If you’re wanting to draft your own pattern, there are lots of options available.
You can start with a vintage Victorian waistcoat pattern block, such as the one in The Modern Tailor, Outfitter, and Clothier, volume 1 – altering the pattern accordingly, of course, for your physique and the various details outlined in my “scales” waistcoat analysis.
Or, you could go the “theatrical” pattern route like I did, starting with R.I. Davis’ waistcoat pattern block from his book, Men’s Garments: 1830-1900.
Unless you’re a hardcore DIY-type who’s accustomed to using pattern blocks, though, I suggest simply using my Tailors Gone Wild 11th Doctor “scales” waistcoat sewing pattern.
Here’s the sizing chart for the Tailors Gone Wild 11th Doctor “scales” waistcoat sewing pattern:
On the printed pattern, the sizes above correspond to the following cutting lines:
If you’d like some help interpreting all the pattern information and learn some different methods for cutting out your fabric, you may find this free sewing lesson helpful. 🙂
NOTE: On my Tailors Gone Wild waistcoat pattern, all pieces include ⅝” seam allowance unless otherwise noted.
The “scales” fabric is two-sided, because the texture and dimension are woven into the fabric itself (not printed).
With our purposes being an 11th Doctor waistcoat replica, I’ll be referring to the side with silver crests and dots as the “right” side of the fabric, and the side with purple crests and dots as the “wrong” side.
Be sure to cut your front pattern pieces with the fabric “scales” pointed upward, as pictured above!
Mark the button and pocket positioning in the manner of your preference; I prefer to make small “tailor’s tacks” using white thread.
If you’re using a sew-in hair canvas on the waistcoat front, also cut a layer for each front panel.
If you’re using a fusible hair canvas, I suggest applying it to a large area of the “scales” fabric before cutting out the waistcoat front (rather than applying it afterward).
Obviously, the purple linen (and presumably the white/off-white cotton “lining”) can be cut from either side and direction.
TIP: Use the pocket alignment guides on the printed pattern, in combination with the “scales” on the fabric, to cut the welts so the “scales” pattern flows uninterrupted from the waistcoat front onto the pocket welt.
There’s no “one” single way to make a waistcoat; there are several different waistcoat-making techniques.

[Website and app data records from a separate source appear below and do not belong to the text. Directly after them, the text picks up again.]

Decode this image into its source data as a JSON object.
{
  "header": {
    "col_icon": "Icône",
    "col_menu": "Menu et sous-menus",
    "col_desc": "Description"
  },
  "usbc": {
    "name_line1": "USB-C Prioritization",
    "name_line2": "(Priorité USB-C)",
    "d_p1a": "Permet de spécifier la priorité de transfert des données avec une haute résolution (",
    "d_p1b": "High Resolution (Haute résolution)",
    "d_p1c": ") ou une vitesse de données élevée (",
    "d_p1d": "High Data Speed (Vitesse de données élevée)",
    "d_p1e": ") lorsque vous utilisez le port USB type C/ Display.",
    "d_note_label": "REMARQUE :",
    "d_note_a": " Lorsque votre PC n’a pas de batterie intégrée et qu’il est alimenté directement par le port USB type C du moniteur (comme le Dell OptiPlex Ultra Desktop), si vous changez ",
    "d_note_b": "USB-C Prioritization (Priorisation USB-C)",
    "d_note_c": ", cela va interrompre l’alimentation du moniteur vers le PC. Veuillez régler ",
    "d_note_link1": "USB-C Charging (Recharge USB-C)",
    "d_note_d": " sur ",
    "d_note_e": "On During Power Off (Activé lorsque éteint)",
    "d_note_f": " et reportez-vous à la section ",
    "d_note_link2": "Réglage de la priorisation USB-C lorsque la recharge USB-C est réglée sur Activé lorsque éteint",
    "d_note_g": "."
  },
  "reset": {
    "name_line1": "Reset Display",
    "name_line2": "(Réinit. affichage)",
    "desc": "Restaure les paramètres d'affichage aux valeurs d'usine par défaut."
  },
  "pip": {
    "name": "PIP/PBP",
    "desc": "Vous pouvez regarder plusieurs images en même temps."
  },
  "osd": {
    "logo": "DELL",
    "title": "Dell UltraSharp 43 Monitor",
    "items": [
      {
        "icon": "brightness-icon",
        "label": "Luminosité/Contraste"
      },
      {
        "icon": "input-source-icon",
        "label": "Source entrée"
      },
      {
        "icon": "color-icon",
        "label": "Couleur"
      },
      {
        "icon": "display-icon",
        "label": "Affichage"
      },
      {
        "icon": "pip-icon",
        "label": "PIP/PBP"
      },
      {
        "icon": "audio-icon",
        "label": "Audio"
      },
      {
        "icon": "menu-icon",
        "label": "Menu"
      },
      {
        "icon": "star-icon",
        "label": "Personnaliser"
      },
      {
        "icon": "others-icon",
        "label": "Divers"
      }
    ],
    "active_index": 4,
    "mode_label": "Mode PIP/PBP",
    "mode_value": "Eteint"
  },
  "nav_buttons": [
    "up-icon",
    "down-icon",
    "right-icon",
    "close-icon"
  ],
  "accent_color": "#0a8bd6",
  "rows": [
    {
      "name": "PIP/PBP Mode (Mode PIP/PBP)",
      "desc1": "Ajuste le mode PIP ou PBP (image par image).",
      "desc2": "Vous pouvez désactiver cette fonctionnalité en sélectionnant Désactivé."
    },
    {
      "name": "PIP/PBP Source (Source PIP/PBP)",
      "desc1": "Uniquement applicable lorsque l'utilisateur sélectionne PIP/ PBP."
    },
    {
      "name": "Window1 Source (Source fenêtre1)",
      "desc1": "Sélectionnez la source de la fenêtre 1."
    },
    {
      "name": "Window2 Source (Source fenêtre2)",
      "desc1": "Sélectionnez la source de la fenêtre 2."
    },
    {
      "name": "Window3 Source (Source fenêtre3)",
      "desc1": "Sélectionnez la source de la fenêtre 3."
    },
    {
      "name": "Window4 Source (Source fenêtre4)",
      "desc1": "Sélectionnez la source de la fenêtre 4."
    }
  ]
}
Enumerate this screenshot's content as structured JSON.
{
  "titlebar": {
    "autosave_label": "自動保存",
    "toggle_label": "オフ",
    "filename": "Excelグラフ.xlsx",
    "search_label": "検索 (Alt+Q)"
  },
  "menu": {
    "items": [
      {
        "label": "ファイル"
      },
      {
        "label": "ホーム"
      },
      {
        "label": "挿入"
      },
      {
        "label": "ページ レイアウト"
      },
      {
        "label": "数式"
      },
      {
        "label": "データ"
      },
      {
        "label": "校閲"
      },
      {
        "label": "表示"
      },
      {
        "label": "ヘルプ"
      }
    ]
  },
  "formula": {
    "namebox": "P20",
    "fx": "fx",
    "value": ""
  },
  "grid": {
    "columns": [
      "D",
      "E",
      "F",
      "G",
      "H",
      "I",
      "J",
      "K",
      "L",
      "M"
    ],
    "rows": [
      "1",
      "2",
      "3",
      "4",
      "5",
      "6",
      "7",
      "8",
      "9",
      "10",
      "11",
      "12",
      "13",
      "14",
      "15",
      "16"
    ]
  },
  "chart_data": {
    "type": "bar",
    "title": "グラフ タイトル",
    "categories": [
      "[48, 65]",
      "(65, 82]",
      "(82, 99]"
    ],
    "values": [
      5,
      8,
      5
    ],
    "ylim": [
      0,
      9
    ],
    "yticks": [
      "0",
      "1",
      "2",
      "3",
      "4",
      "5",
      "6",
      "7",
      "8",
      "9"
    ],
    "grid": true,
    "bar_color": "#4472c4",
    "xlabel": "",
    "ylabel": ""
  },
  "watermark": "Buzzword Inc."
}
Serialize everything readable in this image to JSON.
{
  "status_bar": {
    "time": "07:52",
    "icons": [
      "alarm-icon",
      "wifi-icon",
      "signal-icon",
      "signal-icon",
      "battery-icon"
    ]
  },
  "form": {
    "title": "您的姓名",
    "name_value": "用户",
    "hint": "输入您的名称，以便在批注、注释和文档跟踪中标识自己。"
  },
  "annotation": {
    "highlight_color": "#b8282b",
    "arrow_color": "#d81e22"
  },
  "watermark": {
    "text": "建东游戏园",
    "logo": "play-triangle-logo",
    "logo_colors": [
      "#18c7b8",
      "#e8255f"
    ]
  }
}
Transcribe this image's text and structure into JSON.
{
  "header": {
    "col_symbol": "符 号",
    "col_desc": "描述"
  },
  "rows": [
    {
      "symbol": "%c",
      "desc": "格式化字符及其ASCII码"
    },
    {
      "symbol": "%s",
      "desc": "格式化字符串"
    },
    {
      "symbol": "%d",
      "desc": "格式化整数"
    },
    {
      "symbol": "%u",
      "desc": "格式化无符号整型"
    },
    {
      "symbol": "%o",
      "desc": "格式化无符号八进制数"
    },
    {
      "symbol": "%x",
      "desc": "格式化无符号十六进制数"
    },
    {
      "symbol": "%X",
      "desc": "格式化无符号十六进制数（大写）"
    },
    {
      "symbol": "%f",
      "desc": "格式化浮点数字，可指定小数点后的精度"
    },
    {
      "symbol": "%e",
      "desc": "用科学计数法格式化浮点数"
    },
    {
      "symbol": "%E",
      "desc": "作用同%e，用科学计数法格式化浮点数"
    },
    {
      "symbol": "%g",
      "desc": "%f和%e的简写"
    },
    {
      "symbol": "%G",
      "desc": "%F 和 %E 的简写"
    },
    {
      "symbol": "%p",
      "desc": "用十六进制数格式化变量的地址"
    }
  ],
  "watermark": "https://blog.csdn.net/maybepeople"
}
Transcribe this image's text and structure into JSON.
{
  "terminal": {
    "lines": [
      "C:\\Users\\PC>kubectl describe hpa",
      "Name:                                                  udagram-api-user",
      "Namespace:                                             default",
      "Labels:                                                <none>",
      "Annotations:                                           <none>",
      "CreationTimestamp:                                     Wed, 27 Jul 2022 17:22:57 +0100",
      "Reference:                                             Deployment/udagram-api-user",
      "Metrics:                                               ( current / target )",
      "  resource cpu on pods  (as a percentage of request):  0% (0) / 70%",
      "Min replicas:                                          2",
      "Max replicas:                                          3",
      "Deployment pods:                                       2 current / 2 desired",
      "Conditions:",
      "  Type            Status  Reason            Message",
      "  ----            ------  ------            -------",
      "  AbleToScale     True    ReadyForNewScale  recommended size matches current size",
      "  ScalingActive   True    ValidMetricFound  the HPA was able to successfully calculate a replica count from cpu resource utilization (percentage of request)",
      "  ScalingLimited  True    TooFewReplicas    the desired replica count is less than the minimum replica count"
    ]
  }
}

The method I demonstrate in this tutorial is basically an adaptation of Cabrera’s from Classic Tailoring Techniques for Menswear, with a few minor modifications.